Breast cancer is a prevalent topic in today’s culture, having taken the lives of many women and even men in our community, country and world in the last decade.
Not only is this terrible illness the most common cancer among women in the United States, it is also one of the leading causes of death.
Assistant to the Athletic Director Madelyn Garza is currently undergoing the later process of breast cancer treatment.
On July 15, 2010, Garza was diagnosed with a non-aggressive form of breast cancer.
Just like every women is different, every form of breast cancer is different.
“Fortunately, my cancer was slow growing,” Garza said.
Thankfully, that gave the doctors more time to determine the treatment she needed.
After the diagnosis, Garza became a part of the Texas Oncology research team headed by Dr. Frankie Holmes.

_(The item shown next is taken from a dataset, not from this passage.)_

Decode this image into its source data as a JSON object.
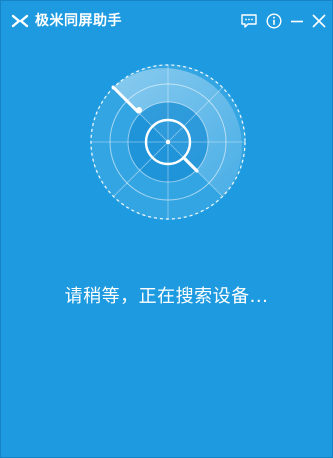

The treatment method used on patients that were a part of this team was use of estrogen blockers rather than chemotherapy. Garza was the ideal patient for this program because her type of cancer grew as a result of estrogen production.
This treatment required only a daily medicine and a shot every month.
The goal of this treatment is to shrink the cancer prior to the mastectomy, which is the removal of one or both breasts.
Garza underwent her mastectomy on December 6, 2010.
From January to April 2011, she was treated with chemotherapy.
The next stage in cancer recovery is radiation, which she underwent from March to July 1.
This brings Garza’s inspiring recovery story to where it is now.
Currently she is back on estrogen blockers and has to attend a check-up every three months.
She attributes her health and safe recovery to one thing, her faith in God throughout the entire ordeal.
“Having faith and prayer is the main solution,” Garza said. “Leaving everything in God’s hands got me through it all.”
Garza, however, is only one example of the strength it takes to overcome adversity.
In November 2005, Assistant Principal Chris Westman was diagnosed with breast cancer.
Unfortunately, the cancer was approximately two and a half inches long, so chemotherapy began in the next month, right before Christmas.
In June 2006, she underwent a partial mastectomy, and after attending check-ups every three and six months, Westman is currently going to the doctor annually.
“I attribute my recovery to the prayer and support of my family, friends and the St. Thomas community,” Westman said. “Healthy living such as eating right and exercising also has helped.”
Even during six months of chemotherapy Westman missed minimal days of work.
“Everyone experiences some type of adversity,” Westman said. “It’s not what happens to us; it’s how we deal with it.”